Htin Kyaw's secured 360 votes from among 652 ballots cast in the bicameral parliament, winning a strong majority. The vote count was read aloud and announced by a parliament official. The military's nominee, Myint Swe, won 213 votes and will become the first vice president. Htin Kyaw's running mate from the National League for Democracy party, Henry Van Tio, won 79 votes and will take the post of second vice president.

Suu Kyi led her National League for Democracy party to a sweeping victory in Nov. 8 elections, a reflection of the widespread public support she earned during her decades-long struggle for democracy in Myanmar which was ruled for half a century by a military junta.

The Nobel laureate and longtime political prisoner is the party's unquestionable leader but is blocked from becoming president because of a constitutional clause that excludes anyone with a foreign spouse or children. Suu Kyi's two sons are British, as was her late husband. The clause is widely seen as having been written by the military with Suu Kyi in mind.

To assume the top post in her place, the NLD nominated Suu Kyi's trusted friend and adviser Htin Kyaw, the son of a national poet and the son-in-law of a founding member of the country's pro-democracy movement.

Myanmar's electoral system requires that the president be chosen from candidates put forward by each of the two houses of parliament, and a third nominee from the military, which retains a quarter of the legislative seats.

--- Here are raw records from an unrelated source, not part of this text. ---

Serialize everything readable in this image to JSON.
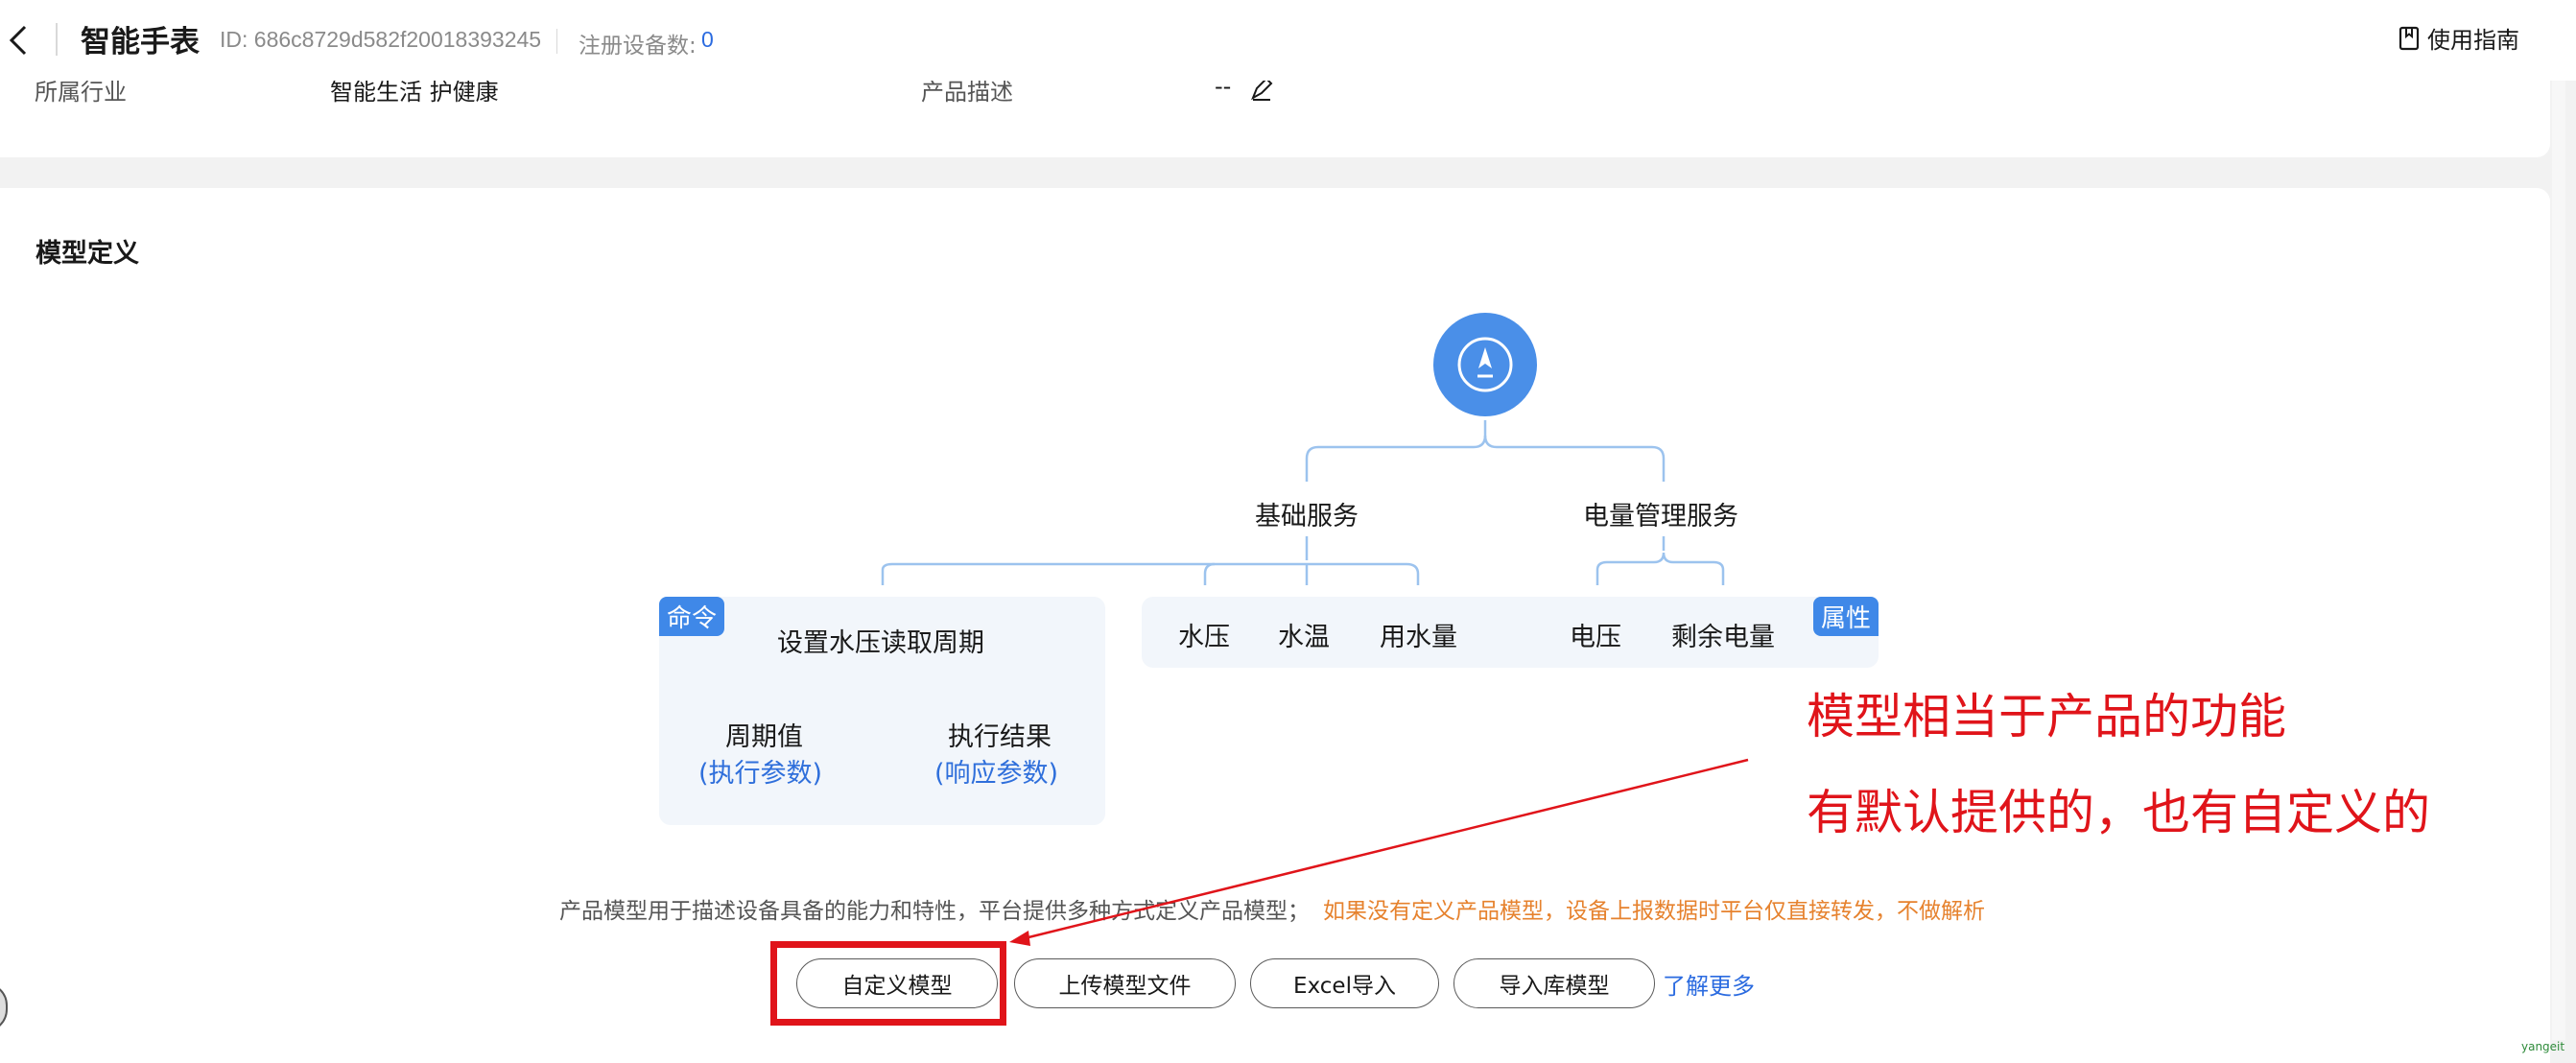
{
  "header": {
    "title": "智能手表",
    "device_id": "ID: 686c8729d582f20018393245",
    "registered_label": "注册设备数:",
    "registered_count": "0",
    "guide_label": "使用指南"
  },
  "info_row": {
    "industry_label": "所属行业",
    "industry_value": "智能生活 护健康",
    "desc_label": "产品描述",
    "desc_value": "--"
  },
  "model_section": {
    "title": "模型定义",
    "diagram": {
      "service_1": "基础服务",
      "service_2": "电量管理服务",
      "command_tag": "命令",
      "command_name": "设置水压读取周期",
      "param_name": "周期值",
      "param_type": "(执行参数)",
      "response_name": "执行结果",
      "response_type": "(响应参数)",
      "attr_tag": "属性",
      "attributes": [
        "水压",
        "水温",
        "用水量",
        "电压",
        "剩余电量"
      ]
    },
    "description": "产品模型用于描述设备具备的能力和特性，平台提供多种方式定义产品模型；",
    "warning": "如果没有定义产品模型，设备上报数据时平台仅直接转发，不做解析",
    "buttons": {
      "custom": "自定义模型",
      "upload": "上传模型文件",
      "excel": "Excel导入",
      "library": "导入库模型"
    },
    "learn_more": "了解更多"
  },
  "annotation": {
    "line1": "模型相当于产品的功能",
    "line2": "有默认提供的，也有自定义的"
  },
  "watermark": "yangeit",
  "colors": {
    "accent": "#2b6be0",
    "root_node": "#4a8fe8",
    "warning": "#e6822e",
    "annotation": "#e0141a"
  }
}
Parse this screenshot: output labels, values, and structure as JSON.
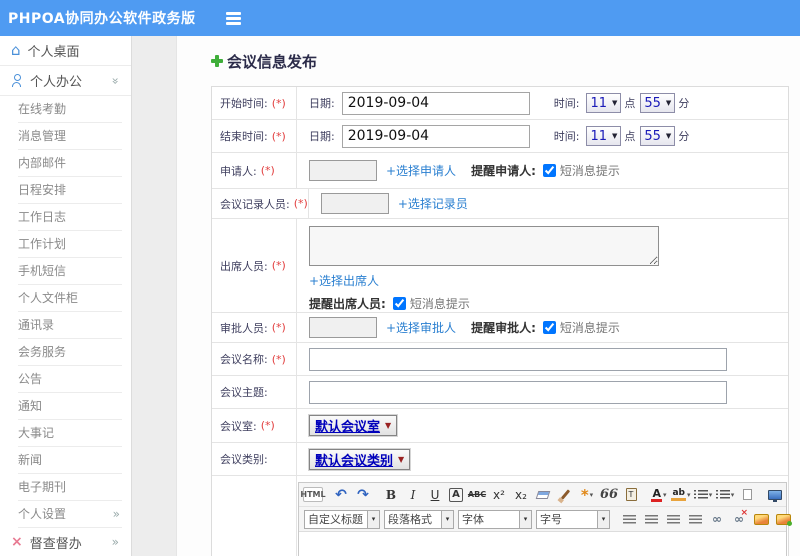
{
  "colors": {
    "header_blue": "#4f9bf2",
    "link_blue": "#2a7fd0",
    "required_red": "#e24040",
    "select_text_blue": "#0000bb",
    "plus_green": "#3fae3a",
    "supervision_pink": "#e87a92",
    "sidebar_icon_blue": "#4a90d9"
  },
  "header": {
    "title": "PHPOA协同办公软件政务版"
  },
  "sidebar": {
    "desktop_label": "个人桌面",
    "office_label": "个人办公",
    "sub_items": [
      "在线考勤",
      "消息管理",
      "内部邮件",
      "日程安排",
      "工作日志",
      "工作计划",
      "手机短信",
      "个人文件柜",
      "通讯录",
      "会务服务",
      "公告",
      "通知",
      "大事记",
      "新闻",
      "电子期刊"
    ],
    "settings_label": "个人设置",
    "supervision_label": "督查督办"
  },
  "main": {
    "page_title": "会议信息发布",
    "form": {
      "start_time": {
        "label": "开始时间:",
        "required": "(*)",
        "date_label": "日期:",
        "date_value": "2019-09-04",
        "time_label": "时间:",
        "hour": "11",
        "hour_unit": "点",
        "minute": "55",
        "minute_unit": "分"
      },
      "end_time": {
        "label": "结束时间:",
        "required": "(*)",
        "date_label": "日期:",
        "date_value": "2019-09-04",
        "time_label": "时间:",
        "hour": "11",
        "hour_unit": "点",
        "minute": "55",
        "minute_unit": "分"
      },
      "applicant": {
        "label": "申请人:",
        "required": "(*)",
        "select_link": "+选择申请人",
        "remind_label": "提醒申请人:",
        "sms_label": "短消息提示",
        "sms_checked": true
      },
      "recorder": {
        "label": "会议记录人员:",
        "required": "(*)",
        "select_link": "+选择记录员"
      },
      "attendees": {
        "label": "出席人员:",
        "required": "(*)",
        "select_link": "+选择出席人",
        "remind_label": "提醒出席人员:",
        "sms_label": "短消息提示",
        "sms_checked": true
      },
      "approver": {
        "label": "审批人员:",
        "required": "(*)",
        "select_link": "+选择审批人",
        "remind_label": "提醒审批人:",
        "sms_label": "短消息提示",
        "sms_checked": true
      },
      "meeting_name": {
        "label": "会议名称:",
        "required": "(*)",
        "value": ""
      },
      "meeting_topic": {
        "label": "会议主题:",
        "value": ""
      },
      "meeting_room": {
        "label": "会议室:",
        "required": "(*)",
        "selected_option": "默认会议室"
      },
      "meeting_category": {
        "label": "会议类别:",
        "selected_option": "默认会议类别"
      }
    },
    "editor": {
      "source_label": "HTML",
      "undo_glyph": "↶",
      "redo_glyph": "↷",
      "bold_glyph": "B",
      "italic_glyph": "I",
      "underline_glyph": "U",
      "font_box_glyph": "A",
      "strike_glyph": "ABC",
      "sup_glyph": "x²",
      "sub_glyph": "x₂",
      "quote_glyph": "66",
      "font_color_glyph": "A",
      "highlight_glyph": "ab",
      "heading_select": "自定义标题",
      "paragraph_select": "段落格式",
      "font_select": "字体",
      "size_select": "字号"
    }
  }
}
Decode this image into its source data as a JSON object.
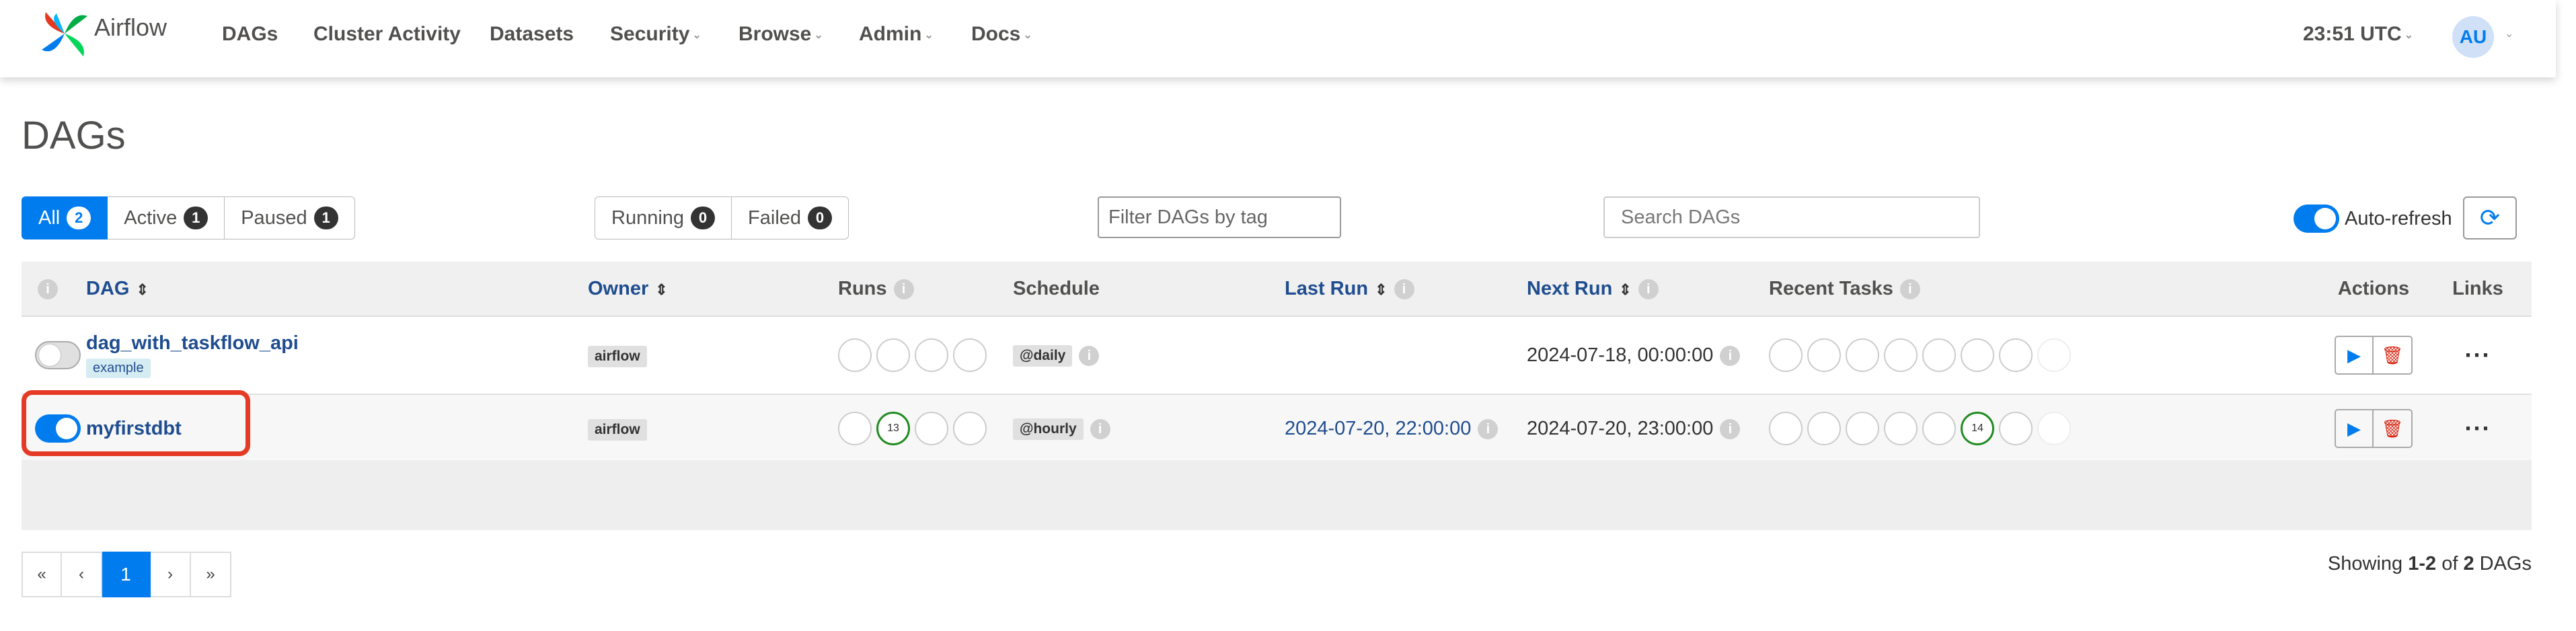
{
  "brand": {
    "name": "Airflow"
  },
  "nav": {
    "items": [
      "DAGs",
      "Cluster Activity",
      "Datasets",
      "Security",
      "Browse",
      "Admin",
      "Docs"
    ],
    "time": "23:51 UTC",
    "avatar": "AU"
  },
  "page_title": "DAGs",
  "filters": {
    "all": {
      "label": "All",
      "count": "2"
    },
    "active": {
      "label": "Active",
      "count": "1"
    },
    "paused": {
      "label": "Paused",
      "count": "1"
    },
    "running": {
      "label": "Running",
      "count": "0"
    },
    "failed": {
      "label": "Failed",
      "count": "0"
    },
    "tag_placeholder": "Filter DAGs by tag",
    "search_placeholder": "Search DAGs",
    "autorefresh_label": "Auto-refresh",
    "autorefresh_on": true
  },
  "table": {
    "columns": {
      "dag": "DAG",
      "owner": "Owner",
      "runs": "Runs",
      "schedule": "Schedule",
      "last_run": "Last Run",
      "next_run": "Next Run",
      "recent_tasks": "Recent Tasks",
      "actions": "Actions",
      "links": "Links"
    },
    "rows": [
      {
        "dag_id": "dag_with_taskflow_api",
        "tag": "example",
        "paused": true,
        "owner": "airflow",
        "runs_success_count": "",
        "schedule": "@daily",
        "last_run": "",
        "next_run": "2024-07-18, 00:00:00",
        "recent_success_count": ""
      },
      {
        "dag_id": "myfirstdbt",
        "tag": "",
        "paused": false,
        "owner": "airflow",
        "runs_success_count": "13",
        "schedule": "@hourly",
        "last_run": "2024-07-20, 22:00:00",
        "next_run": "2024-07-20, 23:00:00",
        "recent_success_count": "14"
      }
    ]
  },
  "pagination": {
    "first": "«",
    "prev": "‹",
    "current": "1",
    "next": "›",
    "last": "»"
  },
  "showing": {
    "prefix": "Showing ",
    "range": "1-2",
    "of": " of ",
    "total": "2",
    "suffix": " DAGs"
  },
  "colors": {
    "primary": "#017cee",
    "success": "#228b22",
    "danger": "#d9230f",
    "highlight": "#e53a25"
  },
  "icons": {
    "info": "info-icon",
    "sort": "sort-icon",
    "play": "play-icon",
    "delete": "trash-icon",
    "refresh": "refresh-icon",
    "more": "more-icon"
  }
}
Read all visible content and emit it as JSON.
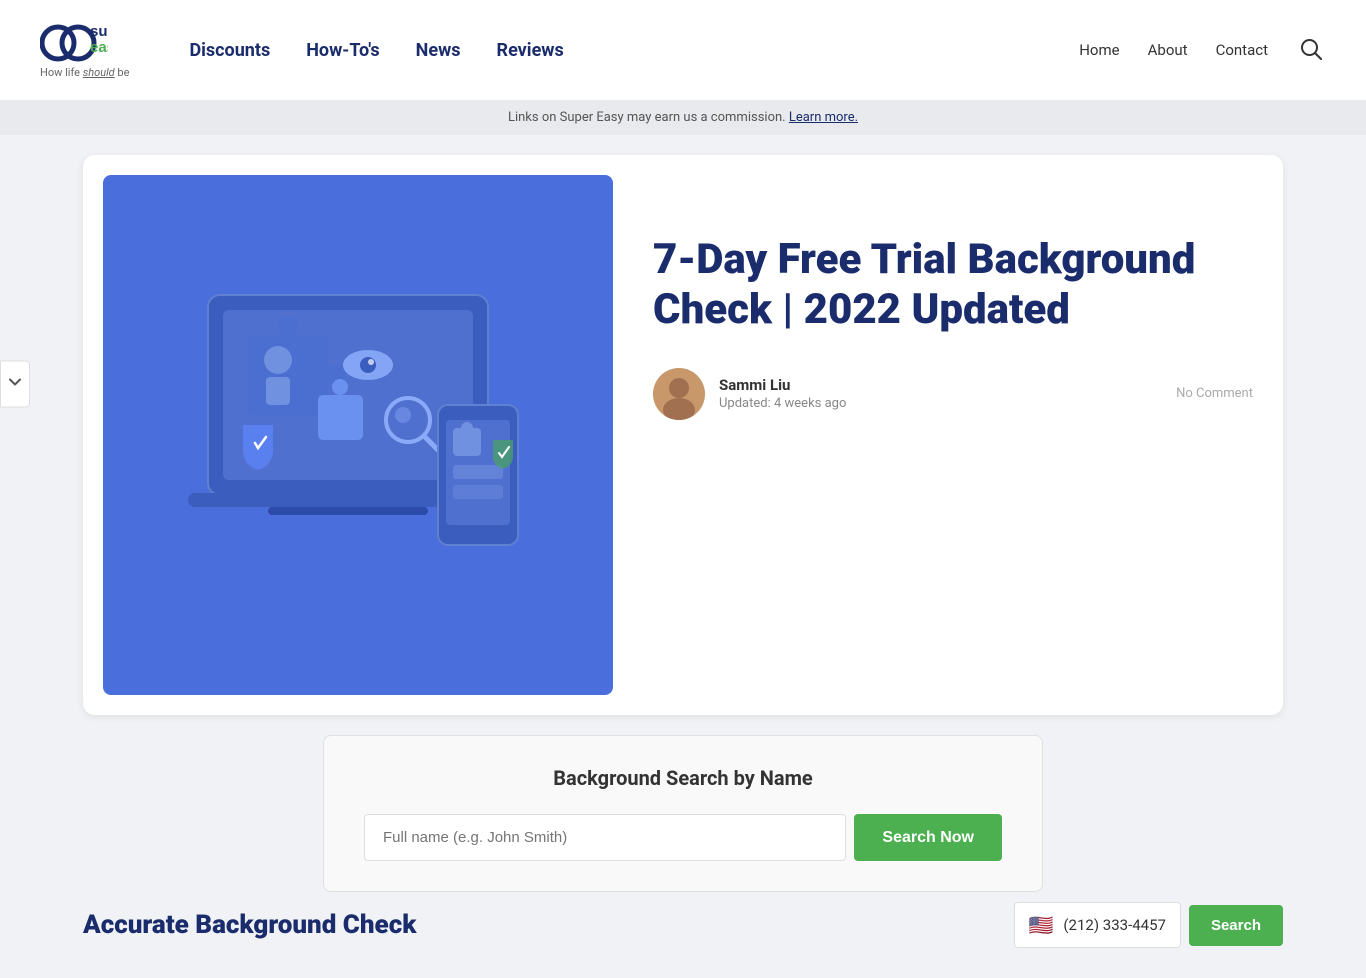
{
  "header": {
    "logo_tagline": "How life ",
    "logo_tagline_bold": "should",
    "logo_tagline_end": " be",
    "nav": {
      "items": [
        {
          "label": "Discounts",
          "href": "#"
        },
        {
          "label": "How-To's",
          "href": "#"
        },
        {
          "label": "News",
          "href": "#"
        },
        {
          "label": "Reviews",
          "href": "#"
        }
      ]
    },
    "right_nav": [
      {
        "label": "Home",
        "href": "#"
      },
      {
        "label": "About",
        "href": "#"
      },
      {
        "label": "Contact",
        "href": "#"
      }
    ]
  },
  "commission_bar": {
    "text": "Links on Super Easy may earn us a commission. ",
    "link_text": "Learn more."
  },
  "article": {
    "title": "7-Day Free Trial Background Check | 2022 Updated",
    "author": {
      "name": "Sammi Liu",
      "updated": "Updated: 4 weeks ago"
    },
    "no_comment": "No Comment"
  },
  "search_widget": {
    "title": "Background Search by Name",
    "input_placeholder": "Full name (e.g. John Smith)",
    "button_label": "Search Now"
  },
  "bottom": {
    "title": "Accurate Background Check",
    "phone_value": "(212) 333-4457",
    "search_button": "Search"
  }
}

Myint Swe is seen as a close ally of former junta leader Than Shwe and remains on a U.S. State Department blacklist that bars American companies from doing business with several tycoons and senior military figures connected with the former junta.